“In light of the current market conditions, the company, having consulted the joint global coordinators, has decided that the global offering will not proceed at this time,” the largest logistics real ­estate operator in Asia-Pacific said in a statement.

The IPO would have overtaken Ningxia Baofeng Energy Group as the largest in Asia so far this year, if it fulfilled its plan to raise as much as US$1.24 billion, according to data provider Refinitiv.

Li Kwok-suen, fund manager of Phillip Capital, said the delay makes sense in light of market conditions.

“The market sentiment is not good recently, particularly after the protest against the extradition bill,” Li said. “Liquidity is low in the market. Investors now are very cautious and it may affect the fundraising target.”

The Hang Seng Index has plummeted 9.2 per cent since May 3, just before US President Donald Trump revealed plans to impose fresh tariffs against China this summer.

A source close to the company said the decision to postpone the offer reflected concern over the timing.

“We have to be responsible to existing shareholders and long-term investors,” the source said.

The decision comes a day after tens of thousands of protesters blocked access to Hong Kong’s legislature, in a conflict which turned violent in the late afternoon when riot police fired rubber bullets, tear gas and pepper spray as some in the crowd hurled objects at officers.

Listing delays were a common tactic when the market enters the doldrums, said Raymond Cheng, head of Hong Kong and China property research at CGS-CIMB Securities

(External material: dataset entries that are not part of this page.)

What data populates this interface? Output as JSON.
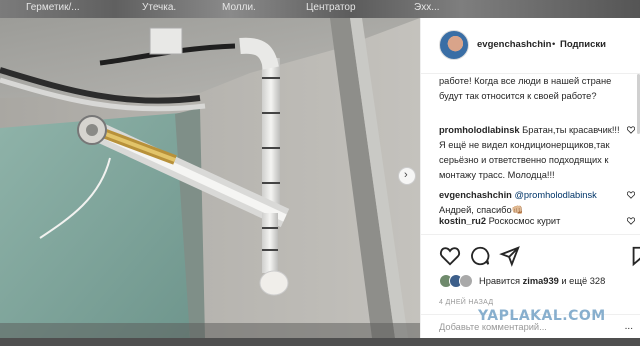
{
  "top_tabs": [
    "Герметик/...",
    "Утечка.",
    "Молли.",
    "Центратор",
    "Эхх..."
  ],
  "post": {
    "username": "evgenchashchin",
    "separator": "•",
    "follow_label": "Подписки",
    "comments": [
      {
        "user": "",
        "text": "работе! Когда все люди в нашей стране будут так относится к своей работе?"
      },
      {
        "user": "promholodlabinsk",
        "text": "Братан,ты красавчик!!! Я ещё не видел кондиционерщиков,так серьёзно и ответственно подходящих к монтажу трасс. Молодца!!!"
      },
      {
        "user": "evgenchashchin",
        "mention": "@promholodlabinsk",
        "text": "Андрей, спасибо👊🏼"
      },
      {
        "user": "kostin_ru2",
        "text": "Роскосмос курит"
      }
    ],
    "likes": {
      "prefix": "Нравится",
      "user": "zima939",
      "suffix": "и ещё 328"
    },
    "date": "4 ДНЕЙ НАЗАД",
    "add_comment_placeholder": "Добавьте комментарий...",
    "more_label": "..."
  },
  "watermark": "YAPLAKAL.COM",
  "colors": {
    "accent": "#262626",
    "link": "#003569",
    "muted": "#999999"
  }
}
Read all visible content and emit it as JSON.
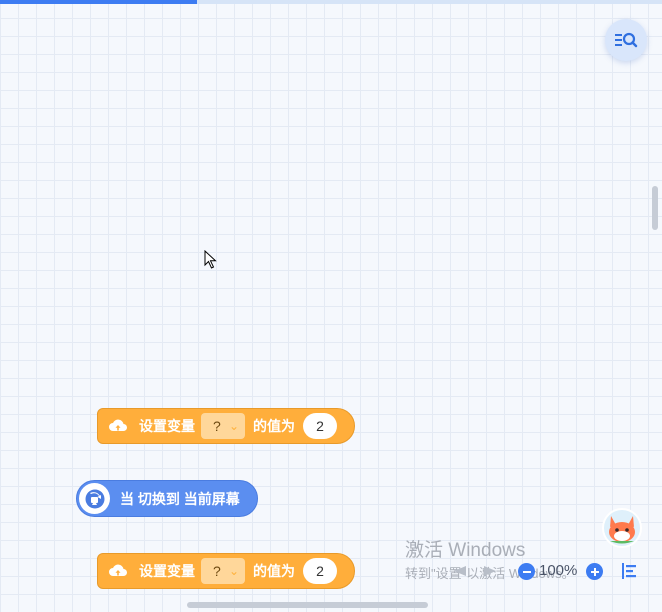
{
  "canvas": {
    "background": "#f5f8fd",
    "grid_color": "#e4eaf4"
  },
  "toolbar": {
    "search_icon": "list-search-icon"
  },
  "blocks": [
    {
      "kind": "set-variable",
      "label": "设置变量",
      "variable": "?",
      "middle_label": "的值为",
      "value": "2",
      "color": "#ffae3b",
      "icon": "cloud-upload-icon"
    },
    {
      "kind": "event",
      "label": "当 切换到 当前屏幕",
      "color": "#5b8ef0",
      "icon": "screen-switch-icon"
    },
    {
      "kind": "set-variable",
      "label": "设置变量",
      "variable": "?",
      "middle_label": "的值为",
      "value": "2",
      "color": "#ffae3b",
      "icon": "cloud-upload-icon"
    }
  ],
  "watermark": {
    "title": "激活 Windows",
    "subtitle": "转到\"设置\"以激活 Windows。"
  },
  "zoom": {
    "level": "100%"
  },
  "colors": {
    "accent": "#3d7cf2"
  }
}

“When the market is not very rational … they would rather delay to get a fairer valuation instead of listing no matter what,” Cheng said.

Trading debutant Tai Hing, a local catering group, saw its shares open 17.3 per cent below the offer price of HK$3 on Thursday. The share ended the session at HK$2.64, while the Hang Seng Index was little changed at 27,294.71, retreating 0.1 per cent from the prior session.

“The subscription of Tai Hing was completed two to three weeks ago. At that time, nobody knew the protests would become so serious,” Cheng said. “So some investors, after reassessing the situation, might find that the risk was bigger than expected. As a result, they may sell down [their holdings] first.”

Cheng said other listings may also be delayed.

“IPOs are all about the price. The issuer or the major shareholder have ideas about the valuation. They know how much the low-end price should be,” Cheng said. “If they think the market condition is not good, they may delay the listing.”

Upcoming listings include Budweiser Brewing Company APAC. The company is a unit of the world’s largest brewer AB InBev, and AM Group Holdings, a Singapore-based online marketing company.

China Evergrande postponed a listing planned for March 2008, amid a wave of global market contagion following the collapse of investment bank Lehman Brothers. The real estate company successfully listed on the Hong Kong stock exchange at the end of 2009.

Additional reporting by Pearl Liu

This article appeared in the South China Morning Post print edition as: Largest city listing this year shelved as tensions grow